*** Opening of Exercise data ***

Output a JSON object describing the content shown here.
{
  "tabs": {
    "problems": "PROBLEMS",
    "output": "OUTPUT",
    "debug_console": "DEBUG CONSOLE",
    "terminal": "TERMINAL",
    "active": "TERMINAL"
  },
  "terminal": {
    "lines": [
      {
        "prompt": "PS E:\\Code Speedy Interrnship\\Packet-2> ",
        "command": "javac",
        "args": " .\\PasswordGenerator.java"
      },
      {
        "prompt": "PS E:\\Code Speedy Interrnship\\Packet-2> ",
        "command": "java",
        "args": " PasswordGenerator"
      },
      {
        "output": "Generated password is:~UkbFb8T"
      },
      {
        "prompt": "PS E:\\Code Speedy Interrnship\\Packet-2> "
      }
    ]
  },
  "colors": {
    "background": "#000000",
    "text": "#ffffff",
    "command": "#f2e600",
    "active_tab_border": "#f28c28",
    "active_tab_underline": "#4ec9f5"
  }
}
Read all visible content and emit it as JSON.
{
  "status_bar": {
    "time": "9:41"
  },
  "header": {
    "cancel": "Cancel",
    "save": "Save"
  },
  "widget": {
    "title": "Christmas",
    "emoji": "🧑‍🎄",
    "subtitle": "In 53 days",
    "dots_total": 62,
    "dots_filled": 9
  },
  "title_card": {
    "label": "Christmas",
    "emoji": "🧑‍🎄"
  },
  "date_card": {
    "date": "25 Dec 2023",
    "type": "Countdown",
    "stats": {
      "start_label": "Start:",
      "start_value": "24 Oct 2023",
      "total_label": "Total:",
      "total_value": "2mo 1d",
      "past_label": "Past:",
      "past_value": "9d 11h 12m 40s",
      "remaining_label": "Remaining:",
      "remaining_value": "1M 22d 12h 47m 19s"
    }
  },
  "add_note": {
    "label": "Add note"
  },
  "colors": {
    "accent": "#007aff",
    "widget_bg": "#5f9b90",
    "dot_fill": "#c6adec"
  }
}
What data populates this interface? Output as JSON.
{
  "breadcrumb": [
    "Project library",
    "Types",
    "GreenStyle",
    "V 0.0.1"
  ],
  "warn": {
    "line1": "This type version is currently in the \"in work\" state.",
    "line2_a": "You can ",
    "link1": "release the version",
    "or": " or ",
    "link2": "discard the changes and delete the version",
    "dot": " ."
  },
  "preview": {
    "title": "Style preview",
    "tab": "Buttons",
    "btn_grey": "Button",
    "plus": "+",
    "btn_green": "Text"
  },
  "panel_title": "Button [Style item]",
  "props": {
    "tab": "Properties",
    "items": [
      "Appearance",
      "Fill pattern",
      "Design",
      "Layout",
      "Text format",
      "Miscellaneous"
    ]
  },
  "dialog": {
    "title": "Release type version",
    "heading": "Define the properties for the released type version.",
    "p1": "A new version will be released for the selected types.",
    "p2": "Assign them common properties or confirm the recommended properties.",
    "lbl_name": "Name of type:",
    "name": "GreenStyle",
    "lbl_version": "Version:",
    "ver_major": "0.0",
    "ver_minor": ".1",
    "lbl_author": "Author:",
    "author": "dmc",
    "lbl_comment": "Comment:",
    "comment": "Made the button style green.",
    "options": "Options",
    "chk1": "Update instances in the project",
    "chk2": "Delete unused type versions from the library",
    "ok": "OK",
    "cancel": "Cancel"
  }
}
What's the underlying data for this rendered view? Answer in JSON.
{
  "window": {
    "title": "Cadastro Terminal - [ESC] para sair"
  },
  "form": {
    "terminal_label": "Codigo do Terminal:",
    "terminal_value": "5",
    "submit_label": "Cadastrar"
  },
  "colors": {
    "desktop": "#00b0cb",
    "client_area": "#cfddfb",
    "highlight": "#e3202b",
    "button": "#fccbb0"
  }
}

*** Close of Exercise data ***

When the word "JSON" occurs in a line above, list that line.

Output a JSON object describing the content shown here.
Read all visible content and emit it as JSON.
What data populates this interface? Output as JSON.
What's the underlying data for this rendered view? Answer in JSON.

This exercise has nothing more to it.